> [What you need to do]:
Find the number of lines in these records where the word "this" appears. Reply with that number and nothing more.

> [Items from an interface collection]:
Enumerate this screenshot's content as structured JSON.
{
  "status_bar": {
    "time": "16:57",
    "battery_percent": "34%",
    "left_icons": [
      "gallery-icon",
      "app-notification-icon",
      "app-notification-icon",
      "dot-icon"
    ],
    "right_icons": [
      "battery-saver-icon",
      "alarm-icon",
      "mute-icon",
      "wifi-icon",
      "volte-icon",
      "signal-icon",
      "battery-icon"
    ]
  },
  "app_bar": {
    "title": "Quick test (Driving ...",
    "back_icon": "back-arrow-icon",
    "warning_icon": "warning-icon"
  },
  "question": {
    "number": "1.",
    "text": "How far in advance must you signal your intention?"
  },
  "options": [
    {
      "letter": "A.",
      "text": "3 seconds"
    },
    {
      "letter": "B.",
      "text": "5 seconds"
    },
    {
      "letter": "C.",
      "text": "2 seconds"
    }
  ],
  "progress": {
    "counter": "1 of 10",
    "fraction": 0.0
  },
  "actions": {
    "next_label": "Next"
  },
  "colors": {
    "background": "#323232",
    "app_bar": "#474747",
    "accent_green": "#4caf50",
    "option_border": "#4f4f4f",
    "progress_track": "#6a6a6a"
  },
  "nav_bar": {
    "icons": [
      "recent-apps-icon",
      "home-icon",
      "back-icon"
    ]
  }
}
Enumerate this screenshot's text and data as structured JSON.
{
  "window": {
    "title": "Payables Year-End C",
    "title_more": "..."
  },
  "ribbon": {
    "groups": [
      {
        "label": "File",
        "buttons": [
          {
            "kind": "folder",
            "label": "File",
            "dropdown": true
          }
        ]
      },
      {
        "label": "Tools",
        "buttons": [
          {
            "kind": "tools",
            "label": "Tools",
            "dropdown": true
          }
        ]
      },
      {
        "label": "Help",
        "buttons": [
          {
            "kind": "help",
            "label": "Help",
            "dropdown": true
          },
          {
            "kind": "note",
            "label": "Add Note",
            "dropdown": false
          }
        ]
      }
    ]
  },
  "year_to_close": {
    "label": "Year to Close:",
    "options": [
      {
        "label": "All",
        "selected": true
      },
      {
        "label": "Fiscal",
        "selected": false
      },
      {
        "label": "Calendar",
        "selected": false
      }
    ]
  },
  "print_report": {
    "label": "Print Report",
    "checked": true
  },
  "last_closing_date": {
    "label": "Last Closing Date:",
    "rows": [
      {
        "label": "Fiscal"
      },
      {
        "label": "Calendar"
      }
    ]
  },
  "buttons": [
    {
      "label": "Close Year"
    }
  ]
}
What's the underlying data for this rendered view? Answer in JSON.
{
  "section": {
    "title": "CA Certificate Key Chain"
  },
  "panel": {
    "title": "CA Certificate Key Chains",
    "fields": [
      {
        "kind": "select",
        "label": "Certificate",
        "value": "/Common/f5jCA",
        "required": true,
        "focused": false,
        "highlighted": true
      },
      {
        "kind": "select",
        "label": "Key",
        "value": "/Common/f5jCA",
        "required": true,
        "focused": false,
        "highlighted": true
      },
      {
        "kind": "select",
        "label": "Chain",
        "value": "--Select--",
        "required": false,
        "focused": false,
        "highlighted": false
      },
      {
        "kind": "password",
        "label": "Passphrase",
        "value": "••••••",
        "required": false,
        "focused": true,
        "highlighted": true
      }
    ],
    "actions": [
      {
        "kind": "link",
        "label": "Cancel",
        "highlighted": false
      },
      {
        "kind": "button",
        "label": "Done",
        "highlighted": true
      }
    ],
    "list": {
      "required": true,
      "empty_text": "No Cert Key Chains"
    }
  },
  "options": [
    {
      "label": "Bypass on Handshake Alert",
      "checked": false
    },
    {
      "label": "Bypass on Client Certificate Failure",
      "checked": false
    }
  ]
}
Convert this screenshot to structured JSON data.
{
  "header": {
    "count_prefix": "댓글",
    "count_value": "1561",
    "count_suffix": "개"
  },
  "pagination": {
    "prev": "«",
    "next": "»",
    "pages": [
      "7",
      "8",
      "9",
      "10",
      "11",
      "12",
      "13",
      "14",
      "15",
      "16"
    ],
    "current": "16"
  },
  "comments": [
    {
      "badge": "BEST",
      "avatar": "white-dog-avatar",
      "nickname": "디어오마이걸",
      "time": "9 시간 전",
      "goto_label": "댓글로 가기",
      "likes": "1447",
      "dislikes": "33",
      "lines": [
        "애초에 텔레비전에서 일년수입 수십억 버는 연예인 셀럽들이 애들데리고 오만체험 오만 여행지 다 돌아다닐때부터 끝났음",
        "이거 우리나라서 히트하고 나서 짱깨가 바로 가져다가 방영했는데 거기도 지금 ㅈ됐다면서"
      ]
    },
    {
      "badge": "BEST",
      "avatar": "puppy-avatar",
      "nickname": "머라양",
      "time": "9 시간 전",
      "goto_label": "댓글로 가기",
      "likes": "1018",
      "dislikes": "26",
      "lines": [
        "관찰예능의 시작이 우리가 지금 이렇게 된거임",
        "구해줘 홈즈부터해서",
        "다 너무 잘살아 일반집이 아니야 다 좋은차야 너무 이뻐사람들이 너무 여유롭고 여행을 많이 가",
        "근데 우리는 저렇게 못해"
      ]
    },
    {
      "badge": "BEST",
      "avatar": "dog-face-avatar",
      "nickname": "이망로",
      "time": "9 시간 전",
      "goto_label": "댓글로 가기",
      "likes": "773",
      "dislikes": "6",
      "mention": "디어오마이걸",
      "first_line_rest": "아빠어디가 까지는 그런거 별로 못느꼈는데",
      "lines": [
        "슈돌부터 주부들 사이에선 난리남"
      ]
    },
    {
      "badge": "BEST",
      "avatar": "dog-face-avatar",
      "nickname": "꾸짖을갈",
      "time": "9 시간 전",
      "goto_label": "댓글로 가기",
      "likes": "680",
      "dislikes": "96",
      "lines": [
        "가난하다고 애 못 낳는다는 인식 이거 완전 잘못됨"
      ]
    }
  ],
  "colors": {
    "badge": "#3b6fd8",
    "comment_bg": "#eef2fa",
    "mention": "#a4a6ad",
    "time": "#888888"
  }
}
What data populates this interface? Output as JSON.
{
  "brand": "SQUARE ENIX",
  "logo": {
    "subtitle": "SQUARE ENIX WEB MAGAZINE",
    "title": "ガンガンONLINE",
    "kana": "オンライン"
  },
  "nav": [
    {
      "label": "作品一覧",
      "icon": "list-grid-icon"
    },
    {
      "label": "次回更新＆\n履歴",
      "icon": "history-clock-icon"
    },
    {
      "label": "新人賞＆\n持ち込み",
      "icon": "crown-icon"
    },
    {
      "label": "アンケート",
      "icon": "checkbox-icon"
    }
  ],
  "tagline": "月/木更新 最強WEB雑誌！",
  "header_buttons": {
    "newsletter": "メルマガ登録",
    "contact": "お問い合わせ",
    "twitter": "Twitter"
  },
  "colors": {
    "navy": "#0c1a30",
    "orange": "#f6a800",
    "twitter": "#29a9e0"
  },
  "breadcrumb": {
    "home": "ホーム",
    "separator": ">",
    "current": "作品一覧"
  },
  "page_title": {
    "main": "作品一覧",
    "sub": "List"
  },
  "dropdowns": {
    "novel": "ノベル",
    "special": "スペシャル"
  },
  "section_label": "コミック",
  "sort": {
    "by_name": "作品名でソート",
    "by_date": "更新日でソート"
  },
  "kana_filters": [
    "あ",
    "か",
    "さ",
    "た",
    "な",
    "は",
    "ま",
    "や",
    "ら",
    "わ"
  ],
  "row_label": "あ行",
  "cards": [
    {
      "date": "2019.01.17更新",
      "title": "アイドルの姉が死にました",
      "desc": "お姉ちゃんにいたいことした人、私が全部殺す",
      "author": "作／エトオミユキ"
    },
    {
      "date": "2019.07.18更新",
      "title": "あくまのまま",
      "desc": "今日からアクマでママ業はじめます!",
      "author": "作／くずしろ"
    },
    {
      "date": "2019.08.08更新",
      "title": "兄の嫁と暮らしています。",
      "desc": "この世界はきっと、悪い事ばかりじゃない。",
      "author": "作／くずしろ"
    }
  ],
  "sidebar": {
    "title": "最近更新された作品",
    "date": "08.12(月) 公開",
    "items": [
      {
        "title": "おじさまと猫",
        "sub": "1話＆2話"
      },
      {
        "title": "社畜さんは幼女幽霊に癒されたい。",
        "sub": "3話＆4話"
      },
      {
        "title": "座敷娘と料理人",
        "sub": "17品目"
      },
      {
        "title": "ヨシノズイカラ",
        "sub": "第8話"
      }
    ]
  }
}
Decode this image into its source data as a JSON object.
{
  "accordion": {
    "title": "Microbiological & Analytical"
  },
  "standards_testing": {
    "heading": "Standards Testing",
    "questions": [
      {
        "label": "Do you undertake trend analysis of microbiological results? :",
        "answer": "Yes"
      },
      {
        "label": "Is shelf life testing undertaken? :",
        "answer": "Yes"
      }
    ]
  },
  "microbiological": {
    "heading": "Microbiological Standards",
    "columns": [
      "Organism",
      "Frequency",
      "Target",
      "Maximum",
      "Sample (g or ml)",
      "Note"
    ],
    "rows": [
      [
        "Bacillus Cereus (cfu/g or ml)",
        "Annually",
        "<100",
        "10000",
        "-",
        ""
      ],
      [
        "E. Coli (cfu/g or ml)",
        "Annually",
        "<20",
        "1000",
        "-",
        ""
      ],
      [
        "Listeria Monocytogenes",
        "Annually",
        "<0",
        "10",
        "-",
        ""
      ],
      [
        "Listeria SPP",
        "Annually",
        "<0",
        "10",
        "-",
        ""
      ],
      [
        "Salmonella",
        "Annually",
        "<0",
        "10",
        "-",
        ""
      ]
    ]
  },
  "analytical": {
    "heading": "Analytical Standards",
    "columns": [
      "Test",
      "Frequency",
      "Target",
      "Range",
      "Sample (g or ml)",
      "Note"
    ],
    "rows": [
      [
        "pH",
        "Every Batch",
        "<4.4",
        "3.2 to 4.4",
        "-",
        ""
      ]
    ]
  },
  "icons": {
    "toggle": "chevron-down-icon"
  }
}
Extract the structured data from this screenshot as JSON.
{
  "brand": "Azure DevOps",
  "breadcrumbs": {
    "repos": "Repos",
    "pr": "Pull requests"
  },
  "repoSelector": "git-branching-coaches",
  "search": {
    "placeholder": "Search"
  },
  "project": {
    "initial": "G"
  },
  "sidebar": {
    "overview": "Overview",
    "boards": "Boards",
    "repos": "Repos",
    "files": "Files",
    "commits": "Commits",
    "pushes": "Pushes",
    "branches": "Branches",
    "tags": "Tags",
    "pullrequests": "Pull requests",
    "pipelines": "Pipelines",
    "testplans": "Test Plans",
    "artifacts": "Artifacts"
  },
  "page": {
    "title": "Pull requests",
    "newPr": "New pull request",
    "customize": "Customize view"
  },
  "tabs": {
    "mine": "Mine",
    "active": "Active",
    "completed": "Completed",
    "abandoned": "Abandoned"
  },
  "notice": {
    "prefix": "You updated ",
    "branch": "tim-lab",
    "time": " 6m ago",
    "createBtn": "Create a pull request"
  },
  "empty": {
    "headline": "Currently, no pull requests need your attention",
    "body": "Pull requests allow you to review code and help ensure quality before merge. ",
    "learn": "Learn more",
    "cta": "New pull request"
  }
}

> [Solution to the exercise]:
7